Xenophon, Works on Socrates

John Dryden, trans.

This text is based on the following book(s):
Xenophon. Xenophon in Seven Volumes, 4. O.J. Todd. Harvard University Press, Cambridge, MA; William Heinemann, Ltd., London. 1979.
OCLC: 7127629
ISBN: 0674991869



born Aug. 9, 1631, Aldwinkle, Northamptonshire, Eng.
died May 1, 1700, London

British poet, dramatist, and literary critic.

The son of a country gentleman, Dryden was educated at the University of Cambridge. His poetry celebrating the Restoration so pleased Charles II that he was named poet laureate (1668) and, two years later, royal historiographer. Even after losing the laureateship and his court patronage in 1688 with the accession of William III, he succeeded in dominating the literary scene with his numerous works, many attuned to politics and public life. Several of his nearly 30 comedies, tragedies, and dramatic operasincluding Marriage A-la-Mode (1672), Aureng-Zebe (1675), and All for Love (1677)were outstandingly successful. His Of Dramatick Poesie (1668) was the first substantial piece of modern dramatic criticism. Turning away from drama, he became England's greatest verse satirist, producing the masterpieces Absalom and Achitophel (1681) and Mac Flecknoe (1682). He also produced extensive translations of Latin poetry, including Virgil's Aeneid.

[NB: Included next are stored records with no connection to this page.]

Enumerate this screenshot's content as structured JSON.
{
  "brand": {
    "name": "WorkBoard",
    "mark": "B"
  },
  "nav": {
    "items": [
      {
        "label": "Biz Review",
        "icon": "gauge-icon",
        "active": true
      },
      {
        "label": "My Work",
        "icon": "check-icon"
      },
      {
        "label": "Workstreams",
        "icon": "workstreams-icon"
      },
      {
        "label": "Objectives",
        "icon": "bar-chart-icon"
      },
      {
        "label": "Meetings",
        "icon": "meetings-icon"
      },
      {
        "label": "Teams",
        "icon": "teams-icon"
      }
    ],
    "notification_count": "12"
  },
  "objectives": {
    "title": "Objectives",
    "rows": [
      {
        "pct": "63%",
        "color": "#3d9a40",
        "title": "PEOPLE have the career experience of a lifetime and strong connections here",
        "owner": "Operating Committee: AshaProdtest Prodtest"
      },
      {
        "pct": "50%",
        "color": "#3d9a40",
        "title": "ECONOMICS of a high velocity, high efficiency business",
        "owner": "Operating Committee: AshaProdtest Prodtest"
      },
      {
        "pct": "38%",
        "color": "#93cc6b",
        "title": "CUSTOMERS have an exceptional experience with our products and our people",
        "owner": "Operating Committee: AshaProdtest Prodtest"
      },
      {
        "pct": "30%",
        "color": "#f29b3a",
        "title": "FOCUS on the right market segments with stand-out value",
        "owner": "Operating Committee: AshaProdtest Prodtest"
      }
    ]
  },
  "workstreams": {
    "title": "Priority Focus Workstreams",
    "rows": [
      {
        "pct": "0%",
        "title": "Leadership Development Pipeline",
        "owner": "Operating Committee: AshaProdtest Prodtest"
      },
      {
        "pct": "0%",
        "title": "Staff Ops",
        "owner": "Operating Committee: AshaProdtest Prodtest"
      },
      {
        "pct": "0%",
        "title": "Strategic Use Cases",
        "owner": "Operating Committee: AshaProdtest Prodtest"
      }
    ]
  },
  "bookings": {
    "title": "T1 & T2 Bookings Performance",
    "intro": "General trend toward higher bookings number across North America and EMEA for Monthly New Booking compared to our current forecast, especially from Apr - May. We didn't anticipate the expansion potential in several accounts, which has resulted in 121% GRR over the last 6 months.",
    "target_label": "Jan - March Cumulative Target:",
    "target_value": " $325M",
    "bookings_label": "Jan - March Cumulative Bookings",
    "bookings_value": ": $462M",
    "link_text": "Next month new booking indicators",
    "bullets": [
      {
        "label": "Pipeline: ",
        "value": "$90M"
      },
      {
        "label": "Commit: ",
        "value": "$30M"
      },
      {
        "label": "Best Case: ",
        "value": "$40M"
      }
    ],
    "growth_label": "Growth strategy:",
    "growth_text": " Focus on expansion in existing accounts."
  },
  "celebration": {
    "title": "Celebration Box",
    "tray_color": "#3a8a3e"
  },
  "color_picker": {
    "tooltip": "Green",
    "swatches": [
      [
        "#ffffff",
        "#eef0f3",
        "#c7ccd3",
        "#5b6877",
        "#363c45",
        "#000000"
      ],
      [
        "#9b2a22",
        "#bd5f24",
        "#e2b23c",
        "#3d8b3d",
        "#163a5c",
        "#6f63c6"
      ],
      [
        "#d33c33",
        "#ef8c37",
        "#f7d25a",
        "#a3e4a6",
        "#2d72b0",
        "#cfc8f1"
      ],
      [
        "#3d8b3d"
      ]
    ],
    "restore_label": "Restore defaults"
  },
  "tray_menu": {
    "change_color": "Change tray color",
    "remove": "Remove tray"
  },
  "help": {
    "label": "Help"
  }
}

Philosophy teaches the skills to see how the world ought to be.  Mathematics is the Queen for science, and logical analysis the Queen for skepticism.